### PROBLEM REQUIREMENTS:
For the material that follows, state the number of lines where "title" occurs, and add nothing.

### SUPPLIED RECORDS:

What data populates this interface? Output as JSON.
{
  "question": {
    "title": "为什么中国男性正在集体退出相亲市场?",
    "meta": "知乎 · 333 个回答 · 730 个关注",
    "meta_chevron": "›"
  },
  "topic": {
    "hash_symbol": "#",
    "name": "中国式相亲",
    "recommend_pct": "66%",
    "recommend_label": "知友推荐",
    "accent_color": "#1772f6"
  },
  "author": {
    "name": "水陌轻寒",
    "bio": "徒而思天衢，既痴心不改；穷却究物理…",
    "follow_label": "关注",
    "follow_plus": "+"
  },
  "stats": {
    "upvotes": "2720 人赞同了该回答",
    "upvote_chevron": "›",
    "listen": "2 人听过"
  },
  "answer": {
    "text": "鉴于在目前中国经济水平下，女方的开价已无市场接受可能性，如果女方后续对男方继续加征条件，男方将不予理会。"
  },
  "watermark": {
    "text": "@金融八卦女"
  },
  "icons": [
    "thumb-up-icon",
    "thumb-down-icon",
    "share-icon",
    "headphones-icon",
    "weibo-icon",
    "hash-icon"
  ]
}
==
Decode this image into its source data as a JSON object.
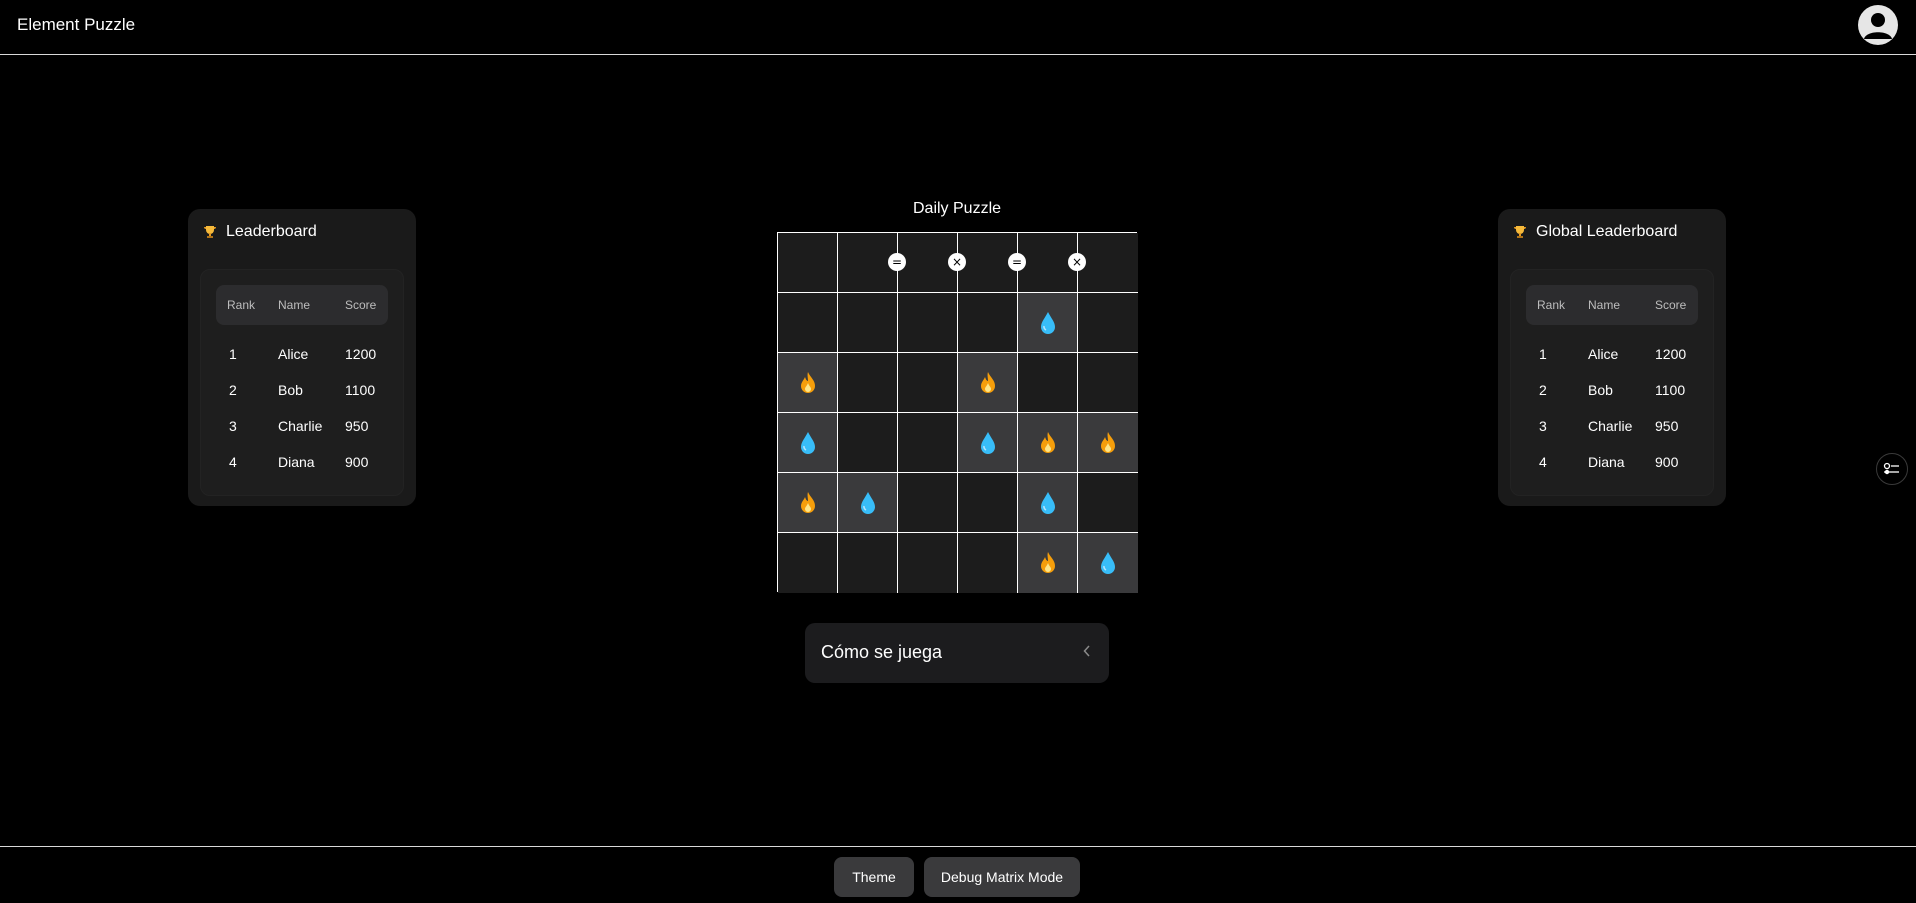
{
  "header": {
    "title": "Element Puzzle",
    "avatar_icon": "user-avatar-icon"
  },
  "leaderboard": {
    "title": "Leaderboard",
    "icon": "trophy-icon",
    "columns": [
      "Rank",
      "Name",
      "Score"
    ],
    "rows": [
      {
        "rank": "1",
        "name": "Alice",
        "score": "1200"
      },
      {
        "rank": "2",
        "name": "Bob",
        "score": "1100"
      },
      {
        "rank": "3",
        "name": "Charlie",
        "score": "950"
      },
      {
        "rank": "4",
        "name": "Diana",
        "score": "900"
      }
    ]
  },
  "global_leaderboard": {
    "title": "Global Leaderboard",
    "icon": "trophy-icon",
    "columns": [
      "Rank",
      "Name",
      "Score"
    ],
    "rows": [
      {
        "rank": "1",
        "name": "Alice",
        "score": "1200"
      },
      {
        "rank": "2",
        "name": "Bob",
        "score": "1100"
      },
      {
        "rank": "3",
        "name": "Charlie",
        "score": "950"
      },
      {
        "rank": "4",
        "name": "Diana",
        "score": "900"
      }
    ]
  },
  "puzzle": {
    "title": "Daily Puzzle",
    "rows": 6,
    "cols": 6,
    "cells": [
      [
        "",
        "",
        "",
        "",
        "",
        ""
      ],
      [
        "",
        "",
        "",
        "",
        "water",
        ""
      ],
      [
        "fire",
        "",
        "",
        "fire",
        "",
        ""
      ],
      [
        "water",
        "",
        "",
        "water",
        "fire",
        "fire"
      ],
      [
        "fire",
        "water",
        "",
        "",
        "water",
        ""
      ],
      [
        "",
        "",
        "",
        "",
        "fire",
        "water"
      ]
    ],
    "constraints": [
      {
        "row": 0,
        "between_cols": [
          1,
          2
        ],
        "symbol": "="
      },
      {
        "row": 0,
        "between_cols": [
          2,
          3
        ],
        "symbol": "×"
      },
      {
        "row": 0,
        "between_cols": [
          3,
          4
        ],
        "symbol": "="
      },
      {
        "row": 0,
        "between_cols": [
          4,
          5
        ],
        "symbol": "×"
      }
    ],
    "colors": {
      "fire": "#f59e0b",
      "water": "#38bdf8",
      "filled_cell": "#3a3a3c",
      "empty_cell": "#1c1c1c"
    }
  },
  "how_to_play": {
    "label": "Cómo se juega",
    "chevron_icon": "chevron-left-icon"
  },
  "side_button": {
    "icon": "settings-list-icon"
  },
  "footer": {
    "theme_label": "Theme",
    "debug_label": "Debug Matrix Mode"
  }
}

### ANSWER TO THIS PROBLEM:
5